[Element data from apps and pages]
━━━━━━━━━━━━━━━━━━━━
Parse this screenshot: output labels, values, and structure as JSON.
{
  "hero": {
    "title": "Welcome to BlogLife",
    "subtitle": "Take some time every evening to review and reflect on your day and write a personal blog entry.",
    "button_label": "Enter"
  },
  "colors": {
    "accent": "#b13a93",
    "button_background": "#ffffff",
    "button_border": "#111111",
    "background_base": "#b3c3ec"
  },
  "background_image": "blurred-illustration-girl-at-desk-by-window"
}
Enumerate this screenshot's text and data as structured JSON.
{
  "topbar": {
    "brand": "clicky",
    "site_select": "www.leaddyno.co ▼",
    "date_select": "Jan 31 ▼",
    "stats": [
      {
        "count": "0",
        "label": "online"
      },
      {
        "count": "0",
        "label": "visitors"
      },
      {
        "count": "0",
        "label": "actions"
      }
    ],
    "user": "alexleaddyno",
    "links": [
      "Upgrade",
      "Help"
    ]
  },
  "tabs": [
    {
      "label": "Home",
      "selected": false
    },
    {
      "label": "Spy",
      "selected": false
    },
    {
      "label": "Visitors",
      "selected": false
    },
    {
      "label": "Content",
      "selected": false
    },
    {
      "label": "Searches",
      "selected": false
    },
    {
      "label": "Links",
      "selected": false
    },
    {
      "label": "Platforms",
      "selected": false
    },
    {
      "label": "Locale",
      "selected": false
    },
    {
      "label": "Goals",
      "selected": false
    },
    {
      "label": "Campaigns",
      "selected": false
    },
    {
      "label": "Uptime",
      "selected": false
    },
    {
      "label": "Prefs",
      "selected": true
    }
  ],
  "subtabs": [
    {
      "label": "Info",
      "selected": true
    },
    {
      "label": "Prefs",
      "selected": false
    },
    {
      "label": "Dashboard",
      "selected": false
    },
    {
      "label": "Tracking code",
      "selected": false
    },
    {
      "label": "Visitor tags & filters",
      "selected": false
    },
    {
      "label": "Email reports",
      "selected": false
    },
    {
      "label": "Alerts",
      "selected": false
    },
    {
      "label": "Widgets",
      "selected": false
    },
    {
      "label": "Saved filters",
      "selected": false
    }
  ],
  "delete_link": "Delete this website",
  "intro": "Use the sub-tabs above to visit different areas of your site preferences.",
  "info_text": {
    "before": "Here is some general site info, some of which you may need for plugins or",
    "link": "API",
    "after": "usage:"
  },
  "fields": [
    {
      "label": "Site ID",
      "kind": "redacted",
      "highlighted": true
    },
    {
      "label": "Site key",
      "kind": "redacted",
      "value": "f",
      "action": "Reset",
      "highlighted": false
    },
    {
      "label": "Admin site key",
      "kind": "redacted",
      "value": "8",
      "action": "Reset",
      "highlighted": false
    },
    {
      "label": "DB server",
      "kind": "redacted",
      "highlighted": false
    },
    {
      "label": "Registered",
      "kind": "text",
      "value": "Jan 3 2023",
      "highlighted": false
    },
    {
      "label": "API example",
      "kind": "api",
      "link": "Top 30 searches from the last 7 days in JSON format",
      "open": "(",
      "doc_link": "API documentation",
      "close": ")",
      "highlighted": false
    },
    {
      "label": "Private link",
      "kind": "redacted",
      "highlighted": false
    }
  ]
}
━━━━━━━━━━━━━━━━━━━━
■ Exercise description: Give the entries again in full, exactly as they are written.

■ Result for this task:
Parse this screenshot: output labels, values, and structure as JSON.
{
  "hero": {
    "title": "Welcome to BlogLife",
    "subtitle": "Take some time every evening to review and reflect on your day and write a personal blog entry.",
    "button_label": "Enter"
  },
  "colors": {
    "accent": "#b13a93",
    "button_background": "#ffffff",
    "button_border": "#111111",
    "background_base": "#b3c3ec"
  },
  "background_image": "blurred-illustration-girl-at-desk-by-window"
}
Enumerate this screenshot's text and data as structured JSON.
{
  "topbar": {
    "brand": "clicky",
    "site_select": "www.leaddyno.co ▼",
    "date_select": "Jan 31 ▼",
    "stats": [
      {
        "count": "0",
        "label": "online"
      },
      {
        "count": "0",
        "label": "visitors"
      },
      {
        "count": "0",
        "label": "actions"
      }
    ],
    "user": "alexleaddyno",
    "links": [
      "Upgrade",
      "Help"
    ]
  },
  "tabs": [
    {
      "label": "Home",
      "selected": false
    },
    {
      "label": "Spy",
      "selected": false
    },
    {
      "label": "Visitors",
      "selected": false
    },
    {
      "label": "Content",
      "selected": false
    },
    {
      "label": "Searches",
      "selected": false
    },
    {
      "label": "Links",
      "selected": false
    },
    {
      "label": "Platforms",
      "selected": false
    },
    {
      "label": "Locale",
      "selected": false
    },
    {
      "label": "Goals",
      "selected": false
    },
    {
      "label": "Campaigns",
      "selected": false
    },
    {
      "label": "Uptime",
      "selected": false
    },
    {
      "label": "Prefs",
      "selected": true
    }
  ],
  "subtabs": [
    {
      "label": "Info",
      "selected": true
    },
    {
      "label": "Prefs",
      "selected": false
    },
    {
      "label": "Dashboard",
      "selected": false
    },
    {
      "label": "Tracking code",
      "selected": false
    },
    {
      "label": "Visitor tags & filters",
      "selected": false
    },
    {
      "label": "Email reports",
      "selected": false
    },
    {
      "label": "Alerts",
      "selected": false
    },
    {
      "label": "Widgets",
      "selected": false
    },
    {
      "label": "Saved filters",
      "selected": false
    }
  ],
  "delete_link": "Delete this website",
  "intro": "Use the sub-tabs above to visit different areas of your site preferences.",
  "info_text": {
    "before": "Here is some general site info, some of which you may need for plugins or",
    "link": "API",
    "after": "usage:"
  },
  "fields": [
    {
      "label": "Site ID",
      "kind": "redacted",
      "highlighted": true
    },
    {
      "label": "Site key",
      "kind": "redacted",
      "value": "f",
      "action": "Reset",
      "highlighted": false
    },
    {
      "label": "Admin site key",
      "kind": "redacted",
      "value": "8",
      "action": "Reset",
      "highlighted": false
    },
    {
      "label": "DB server",
      "kind": "redacted",
      "highlighted": false
    },
    {
      "label": "Registered",
      "kind": "text",
      "value": "Jan 3 2023",
      "highlighted": false
    },
    {
      "label": "API example",
      "kind": "api",
      "link": "Top 30 searches from the last 7 days in JSON format",
      "open": "(",
      "doc_link": "API documentation",
      "close": ")",
      "highlighted": false
    },
    {
      "label": "Private link",
      "kind": "redacted",
      "highlighted": false
    }
  ]
}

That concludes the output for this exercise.